After years of litigation, including a petition of certiorari to the Supreme Court, the case ended up back in the district court on the issue of whether Ms. Davis was discriminated against on the basis of her religion. It was at this point that the County argued for the first time in a motion to dismiss that the court lacked jurisdiction to hear Ms. Davis’s claim because she did not assert religious discrimination in her Charge. The district court granted the County’s motion to dismiss but was later reversed by the Fifth Circuit, which found that the charge-filing requirement was a “prudential prerequisite” that can be forfeited by an employer if not timely asserted—not a jurisdictional requirement.
Agreeing with the Fifth Circuit and a litany of other circuits, the Supreme Court held that the charge-filing requirement is not a “jurisdictional prescription delineating the adjudicatory authority of courts” that can be raised at any stage of a case; rather, it is a mandatory procedural prescription that “must be timely raised to come into play.” Practically, this decision means that employers faced with a Title VII lawsuit need to promptly review the relevant charge to determine whether any allegations in the complaint can be dismissed as a result of the plaintiff’s failure to raise the allegation with the EEOC and vigilantly assert defenses when they become available. Exactly how long an employer can wait before raising this defense without risking forfeiture, or whether the mandatory claim-processing rule can be subject to equitable exceptions, are issues that were not resolved by the Supreme Court, but we anticipate that these issues will be litigated in the lower courts going forward.
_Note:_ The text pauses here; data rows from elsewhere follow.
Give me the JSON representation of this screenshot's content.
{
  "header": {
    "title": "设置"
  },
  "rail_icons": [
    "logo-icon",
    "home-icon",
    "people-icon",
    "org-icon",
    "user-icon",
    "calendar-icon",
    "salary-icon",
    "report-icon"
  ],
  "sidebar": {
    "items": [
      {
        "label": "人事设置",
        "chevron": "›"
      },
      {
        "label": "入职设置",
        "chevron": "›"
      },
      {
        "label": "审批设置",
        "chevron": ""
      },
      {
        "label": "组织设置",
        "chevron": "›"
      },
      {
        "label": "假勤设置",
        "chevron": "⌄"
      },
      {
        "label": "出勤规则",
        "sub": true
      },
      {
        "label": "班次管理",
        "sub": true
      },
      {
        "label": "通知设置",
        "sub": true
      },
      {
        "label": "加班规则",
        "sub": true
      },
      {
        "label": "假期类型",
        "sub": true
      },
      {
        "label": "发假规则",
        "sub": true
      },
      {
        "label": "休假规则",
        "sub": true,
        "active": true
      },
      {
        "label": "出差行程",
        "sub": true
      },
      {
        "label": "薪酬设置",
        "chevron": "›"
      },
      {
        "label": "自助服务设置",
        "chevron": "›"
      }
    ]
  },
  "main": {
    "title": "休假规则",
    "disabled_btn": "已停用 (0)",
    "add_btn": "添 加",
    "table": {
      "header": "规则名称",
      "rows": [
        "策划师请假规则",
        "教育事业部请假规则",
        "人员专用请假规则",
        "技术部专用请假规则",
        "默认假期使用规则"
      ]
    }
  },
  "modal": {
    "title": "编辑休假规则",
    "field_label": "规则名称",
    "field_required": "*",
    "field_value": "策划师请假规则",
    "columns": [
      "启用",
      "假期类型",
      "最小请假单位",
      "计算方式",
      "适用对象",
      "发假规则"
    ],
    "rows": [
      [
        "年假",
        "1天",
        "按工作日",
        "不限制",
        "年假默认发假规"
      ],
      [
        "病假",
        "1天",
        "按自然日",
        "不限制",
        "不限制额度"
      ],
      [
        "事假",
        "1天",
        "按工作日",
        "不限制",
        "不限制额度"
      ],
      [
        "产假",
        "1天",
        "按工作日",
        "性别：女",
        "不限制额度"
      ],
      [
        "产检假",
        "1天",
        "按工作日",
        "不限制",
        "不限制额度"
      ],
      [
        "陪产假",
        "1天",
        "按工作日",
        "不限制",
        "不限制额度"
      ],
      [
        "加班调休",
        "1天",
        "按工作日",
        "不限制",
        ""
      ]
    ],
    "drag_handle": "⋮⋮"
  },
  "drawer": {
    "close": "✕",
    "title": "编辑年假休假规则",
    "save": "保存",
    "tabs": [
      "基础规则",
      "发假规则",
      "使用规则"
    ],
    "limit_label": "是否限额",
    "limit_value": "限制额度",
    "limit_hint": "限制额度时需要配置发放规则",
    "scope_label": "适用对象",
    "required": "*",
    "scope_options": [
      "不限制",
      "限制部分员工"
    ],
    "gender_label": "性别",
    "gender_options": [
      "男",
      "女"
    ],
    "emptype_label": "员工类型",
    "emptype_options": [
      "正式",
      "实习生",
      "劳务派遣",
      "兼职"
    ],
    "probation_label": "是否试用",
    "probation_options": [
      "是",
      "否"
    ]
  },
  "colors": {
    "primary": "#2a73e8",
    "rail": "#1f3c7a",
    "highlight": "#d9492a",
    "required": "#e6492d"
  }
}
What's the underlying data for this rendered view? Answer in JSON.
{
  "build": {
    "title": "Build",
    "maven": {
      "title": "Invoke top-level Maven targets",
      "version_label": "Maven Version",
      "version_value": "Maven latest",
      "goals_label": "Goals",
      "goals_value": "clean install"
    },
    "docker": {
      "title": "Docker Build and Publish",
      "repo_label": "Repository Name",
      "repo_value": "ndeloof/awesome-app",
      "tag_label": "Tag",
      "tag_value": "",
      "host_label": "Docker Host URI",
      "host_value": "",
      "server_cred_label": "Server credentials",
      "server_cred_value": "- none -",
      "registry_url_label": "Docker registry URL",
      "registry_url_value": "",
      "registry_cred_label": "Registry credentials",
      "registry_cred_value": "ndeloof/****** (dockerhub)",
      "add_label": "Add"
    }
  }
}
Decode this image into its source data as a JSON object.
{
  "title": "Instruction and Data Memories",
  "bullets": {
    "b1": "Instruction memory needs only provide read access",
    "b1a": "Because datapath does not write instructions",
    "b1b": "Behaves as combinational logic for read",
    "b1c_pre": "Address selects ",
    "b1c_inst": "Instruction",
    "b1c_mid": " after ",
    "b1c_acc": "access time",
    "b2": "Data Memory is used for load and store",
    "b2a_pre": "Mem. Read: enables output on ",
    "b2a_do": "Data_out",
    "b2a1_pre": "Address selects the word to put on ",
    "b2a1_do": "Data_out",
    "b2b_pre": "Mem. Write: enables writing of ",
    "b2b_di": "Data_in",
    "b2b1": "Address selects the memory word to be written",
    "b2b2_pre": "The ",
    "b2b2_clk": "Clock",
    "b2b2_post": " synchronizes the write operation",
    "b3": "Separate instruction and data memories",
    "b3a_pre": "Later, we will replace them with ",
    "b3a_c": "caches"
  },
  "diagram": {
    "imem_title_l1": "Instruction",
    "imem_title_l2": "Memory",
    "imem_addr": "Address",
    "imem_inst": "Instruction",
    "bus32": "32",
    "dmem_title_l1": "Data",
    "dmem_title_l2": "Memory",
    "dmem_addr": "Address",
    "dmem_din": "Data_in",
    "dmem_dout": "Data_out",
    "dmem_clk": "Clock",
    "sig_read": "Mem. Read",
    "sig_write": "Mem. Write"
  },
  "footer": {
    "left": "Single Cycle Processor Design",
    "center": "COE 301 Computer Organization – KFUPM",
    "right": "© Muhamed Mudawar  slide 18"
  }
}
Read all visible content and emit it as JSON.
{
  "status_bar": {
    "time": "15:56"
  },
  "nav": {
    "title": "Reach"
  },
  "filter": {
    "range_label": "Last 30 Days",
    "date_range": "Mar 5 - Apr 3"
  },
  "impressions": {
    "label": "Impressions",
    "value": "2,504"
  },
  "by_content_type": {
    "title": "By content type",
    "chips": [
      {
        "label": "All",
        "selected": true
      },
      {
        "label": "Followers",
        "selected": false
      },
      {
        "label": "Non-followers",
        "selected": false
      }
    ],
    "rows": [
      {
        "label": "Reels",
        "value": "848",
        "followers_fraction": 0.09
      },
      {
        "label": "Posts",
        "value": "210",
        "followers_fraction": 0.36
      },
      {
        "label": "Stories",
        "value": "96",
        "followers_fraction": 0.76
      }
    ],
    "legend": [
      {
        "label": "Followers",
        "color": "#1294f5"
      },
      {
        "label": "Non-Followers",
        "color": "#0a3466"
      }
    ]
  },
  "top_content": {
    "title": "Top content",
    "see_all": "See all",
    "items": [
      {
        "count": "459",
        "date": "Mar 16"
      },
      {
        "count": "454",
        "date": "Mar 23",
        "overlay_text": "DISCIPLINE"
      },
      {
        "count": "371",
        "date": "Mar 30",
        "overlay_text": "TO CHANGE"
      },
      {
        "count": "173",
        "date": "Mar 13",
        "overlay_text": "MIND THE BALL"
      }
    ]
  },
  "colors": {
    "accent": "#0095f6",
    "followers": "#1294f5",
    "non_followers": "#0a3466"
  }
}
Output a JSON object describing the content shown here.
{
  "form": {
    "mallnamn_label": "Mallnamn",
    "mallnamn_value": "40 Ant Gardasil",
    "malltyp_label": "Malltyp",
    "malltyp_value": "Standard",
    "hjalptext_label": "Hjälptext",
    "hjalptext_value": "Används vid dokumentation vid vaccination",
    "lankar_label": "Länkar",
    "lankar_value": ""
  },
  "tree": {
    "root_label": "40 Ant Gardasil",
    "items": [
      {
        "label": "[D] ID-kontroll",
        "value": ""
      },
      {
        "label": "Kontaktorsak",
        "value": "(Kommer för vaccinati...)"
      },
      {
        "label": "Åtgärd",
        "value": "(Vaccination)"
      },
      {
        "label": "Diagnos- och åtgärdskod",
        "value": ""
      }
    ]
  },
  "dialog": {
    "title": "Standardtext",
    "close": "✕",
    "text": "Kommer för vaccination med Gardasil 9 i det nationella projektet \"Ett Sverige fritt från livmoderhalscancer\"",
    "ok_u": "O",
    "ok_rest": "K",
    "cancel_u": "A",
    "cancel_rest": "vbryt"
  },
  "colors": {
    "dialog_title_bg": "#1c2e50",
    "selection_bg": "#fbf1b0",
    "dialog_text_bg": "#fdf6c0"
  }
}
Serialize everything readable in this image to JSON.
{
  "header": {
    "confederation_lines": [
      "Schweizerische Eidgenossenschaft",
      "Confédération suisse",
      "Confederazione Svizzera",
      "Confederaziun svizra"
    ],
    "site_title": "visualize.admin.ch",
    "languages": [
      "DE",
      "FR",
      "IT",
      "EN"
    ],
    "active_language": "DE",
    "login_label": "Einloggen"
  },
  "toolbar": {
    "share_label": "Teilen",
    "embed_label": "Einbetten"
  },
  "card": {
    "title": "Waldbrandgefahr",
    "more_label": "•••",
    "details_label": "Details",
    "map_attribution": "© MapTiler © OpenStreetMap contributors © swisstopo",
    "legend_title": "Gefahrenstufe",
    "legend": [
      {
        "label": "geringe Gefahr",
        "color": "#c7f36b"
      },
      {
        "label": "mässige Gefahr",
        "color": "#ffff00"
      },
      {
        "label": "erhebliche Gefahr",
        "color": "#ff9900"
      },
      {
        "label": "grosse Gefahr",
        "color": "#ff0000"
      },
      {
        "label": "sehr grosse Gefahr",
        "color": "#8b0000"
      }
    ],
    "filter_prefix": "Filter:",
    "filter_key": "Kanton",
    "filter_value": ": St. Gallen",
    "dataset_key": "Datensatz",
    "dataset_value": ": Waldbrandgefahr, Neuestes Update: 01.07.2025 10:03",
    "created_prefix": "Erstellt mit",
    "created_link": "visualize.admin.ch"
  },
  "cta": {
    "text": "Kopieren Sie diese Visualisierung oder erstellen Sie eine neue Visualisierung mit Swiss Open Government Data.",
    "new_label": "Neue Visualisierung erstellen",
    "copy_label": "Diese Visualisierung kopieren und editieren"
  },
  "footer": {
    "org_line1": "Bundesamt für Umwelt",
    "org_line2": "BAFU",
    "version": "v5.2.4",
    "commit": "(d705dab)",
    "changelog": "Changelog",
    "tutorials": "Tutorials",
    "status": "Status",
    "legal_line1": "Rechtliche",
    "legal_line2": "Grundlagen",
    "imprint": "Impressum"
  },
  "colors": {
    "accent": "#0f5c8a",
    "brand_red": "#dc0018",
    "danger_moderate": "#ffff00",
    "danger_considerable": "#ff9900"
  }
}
Although this issue has significant implications for Title VII jurisprudence, we do not anticipate, for the reasons articulated by Justice Ginsburg, that many plaintiffs will use this ruling as an opportunity to purposefully avoid the charge-filing requirement: “[R]ecognizing that the charge-filing requirement is nonjurisdictional gives plaintiffs scant incentive to skirt the instruction. Defendants, after all, have good reason promptly to raise an objection that may rid them of the lawsuit filed against them. A Title VII complainant would be foolhardy consciously to take the risk that the employer would forgo a potentially dispositive defense.” This decision does, however, clarify the scope of a defense—albeit one that must be timely raised—that should be part of an employer’s arsenal when faced with a Title VII lawsuit.